#### WHAT IS BEING ASKED
Could you output the complete listing given below exactly?

-- Opening Marker --

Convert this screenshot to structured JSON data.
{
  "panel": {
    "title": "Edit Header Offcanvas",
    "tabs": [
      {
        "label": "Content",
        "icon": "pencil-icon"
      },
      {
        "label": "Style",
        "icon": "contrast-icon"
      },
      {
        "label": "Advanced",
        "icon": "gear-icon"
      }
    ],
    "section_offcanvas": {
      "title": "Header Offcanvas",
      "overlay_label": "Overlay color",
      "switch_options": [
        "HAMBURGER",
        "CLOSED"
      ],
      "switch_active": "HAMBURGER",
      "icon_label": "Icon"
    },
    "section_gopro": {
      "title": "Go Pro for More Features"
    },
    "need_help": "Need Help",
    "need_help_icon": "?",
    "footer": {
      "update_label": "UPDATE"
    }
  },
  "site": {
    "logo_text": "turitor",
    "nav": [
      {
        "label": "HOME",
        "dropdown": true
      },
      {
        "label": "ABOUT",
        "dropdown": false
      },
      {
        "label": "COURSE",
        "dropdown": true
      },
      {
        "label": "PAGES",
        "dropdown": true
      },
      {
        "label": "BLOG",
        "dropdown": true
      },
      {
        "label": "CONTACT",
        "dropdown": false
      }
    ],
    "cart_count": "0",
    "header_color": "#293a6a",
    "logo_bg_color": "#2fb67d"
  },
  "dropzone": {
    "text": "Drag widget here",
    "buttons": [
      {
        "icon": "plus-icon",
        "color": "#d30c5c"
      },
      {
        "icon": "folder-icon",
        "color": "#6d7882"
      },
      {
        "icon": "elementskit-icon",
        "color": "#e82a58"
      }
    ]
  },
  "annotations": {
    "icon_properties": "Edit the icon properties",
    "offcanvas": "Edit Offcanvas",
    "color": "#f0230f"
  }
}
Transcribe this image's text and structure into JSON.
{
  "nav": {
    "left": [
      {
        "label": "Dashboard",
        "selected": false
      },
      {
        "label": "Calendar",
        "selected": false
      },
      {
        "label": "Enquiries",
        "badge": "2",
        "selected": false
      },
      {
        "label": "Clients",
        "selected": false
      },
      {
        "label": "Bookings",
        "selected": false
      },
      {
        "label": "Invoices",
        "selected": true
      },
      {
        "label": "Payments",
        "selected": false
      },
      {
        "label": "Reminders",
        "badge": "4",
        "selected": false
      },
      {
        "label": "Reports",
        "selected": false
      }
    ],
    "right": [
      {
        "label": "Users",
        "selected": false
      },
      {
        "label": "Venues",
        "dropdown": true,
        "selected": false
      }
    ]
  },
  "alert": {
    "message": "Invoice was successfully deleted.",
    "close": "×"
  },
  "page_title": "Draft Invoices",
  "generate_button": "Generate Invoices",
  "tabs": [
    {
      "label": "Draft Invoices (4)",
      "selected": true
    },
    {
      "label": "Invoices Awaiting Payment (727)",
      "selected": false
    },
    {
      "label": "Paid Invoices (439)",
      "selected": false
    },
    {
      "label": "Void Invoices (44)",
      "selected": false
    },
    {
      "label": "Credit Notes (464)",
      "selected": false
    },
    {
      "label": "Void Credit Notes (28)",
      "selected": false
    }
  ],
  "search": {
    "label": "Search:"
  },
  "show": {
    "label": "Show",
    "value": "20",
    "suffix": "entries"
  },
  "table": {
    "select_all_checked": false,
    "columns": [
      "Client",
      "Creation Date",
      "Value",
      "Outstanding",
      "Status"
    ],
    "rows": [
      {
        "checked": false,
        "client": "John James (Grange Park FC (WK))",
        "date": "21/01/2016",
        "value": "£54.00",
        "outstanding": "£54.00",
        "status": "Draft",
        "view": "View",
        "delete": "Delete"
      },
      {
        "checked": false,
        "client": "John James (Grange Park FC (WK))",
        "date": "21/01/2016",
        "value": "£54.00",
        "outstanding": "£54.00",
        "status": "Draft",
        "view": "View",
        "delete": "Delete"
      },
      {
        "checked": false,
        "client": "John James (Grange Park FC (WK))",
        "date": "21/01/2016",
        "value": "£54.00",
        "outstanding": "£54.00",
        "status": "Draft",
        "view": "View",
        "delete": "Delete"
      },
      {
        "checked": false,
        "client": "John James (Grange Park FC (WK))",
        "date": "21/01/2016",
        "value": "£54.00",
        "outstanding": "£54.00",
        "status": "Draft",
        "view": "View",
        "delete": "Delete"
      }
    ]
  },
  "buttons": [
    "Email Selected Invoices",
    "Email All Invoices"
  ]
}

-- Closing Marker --

#### EXERCISE RESPONSE
Convert this screenshot to structured JSON data.
{
  "panel": {
    "title": "Edit Header Offcanvas",
    "tabs": [
      {
        "label": "Content",
        "icon": "pencil-icon"
      },
      {
        "label": "Style",
        "icon": "contrast-icon"
      },
      {
        "label": "Advanced",
        "icon": "gear-icon"
      }
    ],
    "section_offcanvas": {
      "title": "Header Offcanvas",
      "overlay_label": "Overlay color",
      "switch_options": [
        "HAMBURGER",
        "CLOSED"
      ],
      "switch_active": "HAMBURGER",
      "icon_label": "Icon"
    },
    "section_gopro": {
      "title": "Go Pro for More Features"
    },
    "need_help": "Need Help",
    "need_help_icon": "?",
    "footer": {
      "update_label": "UPDATE"
    }
  },
  "site": {
    "logo_text": "turitor",
    "nav": [
      {
        "label": "HOME",
        "dropdown": true
      },
      {
        "label": "ABOUT",
        "dropdown": false
      },
      {
        "label": "COURSE",
        "dropdown": true
      },
      {
        "label": "PAGES",
        "dropdown": true
      },
      {
        "label": "BLOG",
        "dropdown": true
      },
      {
        "label": "CONTACT",
        "dropdown": false
      }
    ],
    "cart_count": "0",
    "header_color": "#293a6a",
    "logo_bg_color": "#2fb67d"
  },
  "dropzone": {
    "text": "Drag widget here",
    "buttons": [
      {
        "icon": "plus-icon",
        "color": "#d30c5c"
      },
      {
        "icon": "folder-icon",
        "color": "#6d7882"
      },
      {
        "icon": "elementskit-icon",
        "color": "#e82a58"
      }
    ]
  },
  "annotations": {
    "icon_properties": "Edit the icon properties",
    "offcanvas": "Edit Offcanvas",
    "color": "#f0230f"
  }
}
Transcribe this image's text and structure into JSON.
{
  "nav": {
    "left": [
      {
        "label": "Dashboard",
        "selected": false
      },
      {
        "label": "Calendar",
        "selected": false
      },
      {
        "label": "Enquiries",
        "badge": "2",
        "selected": false
      },
      {
        "label": "Clients",
        "selected": false
      },
      {
        "label": "Bookings",
        "selected": false
      },
      {
        "label": "Invoices",
        "selected": true
      },
      {
        "label": "Payments",
        "selected": false
      },
      {
        "label": "Reminders",
        "badge": "4",
        "selected": false
      },
      {
        "label": "Reports",
        "selected": false
      }
    ],
    "right": [
      {
        "label": "Users",
        "selected": false
      },
      {
        "label": "Venues",
        "dropdown": true,
        "selected": false
      }
    ]
  },
  "alert": {
    "message": "Invoice was successfully deleted.",
    "close": "×"
  },
  "page_title": "Draft Invoices",
  "generate_button": "Generate Invoices",
  "tabs": [
    {
      "label": "Draft Invoices (4)",
      "selected": true
    },
    {
      "label": "Invoices Awaiting Payment (727)",
      "selected": false
    },
    {
      "label": "Paid Invoices (439)",
      "selected": false
    },
    {
      "label": "Void Invoices (44)",
      "selected": false
    },
    {
      "label": "Credit Notes (464)",
      "selected": false
    },
    {
      "label": "Void Credit Notes (28)",
      "selected": false
    }
  ],
  "search": {
    "label": "Search:"
  },
  "show": {
    "label": "Show",
    "value": "20",
    "suffix": "entries"
  },
  "table": {
    "select_all_checked": false,
    "columns": [
      "Client",
      "Creation Date",
      "Value",
      "Outstanding",
      "Status"
    ],
    "rows": [
      {
        "checked": false,
        "client": "John James (Grange Park FC (WK))",
        "date": "21/01/2016",
        "value": "£54.00",
        "outstanding": "£54.00",
        "status": "Draft",
        "view": "View",
        "delete": "Delete"
      },
      {
        "checked": false,
        "client": "John James (Grange Park FC (WK))",
        "date": "21/01/2016",
        "value": "£54.00",
        "outstanding": "£54.00",
        "status": "Draft",
        "view": "View",
        "delete": "Delete"
      },
      {
        "checked": false,
        "client": "John James (Grange Park FC (WK))",
        "date": "21/01/2016",
        "value": "£54.00",
        "outstanding": "£54.00",
        "status": "Draft",
        "view": "View",
        "delete": "Delete"
      },
      {
        "checked": false,
        "client": "John James (Grange Park FC (WK))",
        "date": "21/01/2016",
        "value": "£54.00",
        "outstanding": "£54.00",
        "status": "Draft",
        "view": "View",
        "delete": "Delete"
      }
    ]
  },
  "buttons": [
    "Email Selected Invoices",
    "Email All Invoices"
  ]
}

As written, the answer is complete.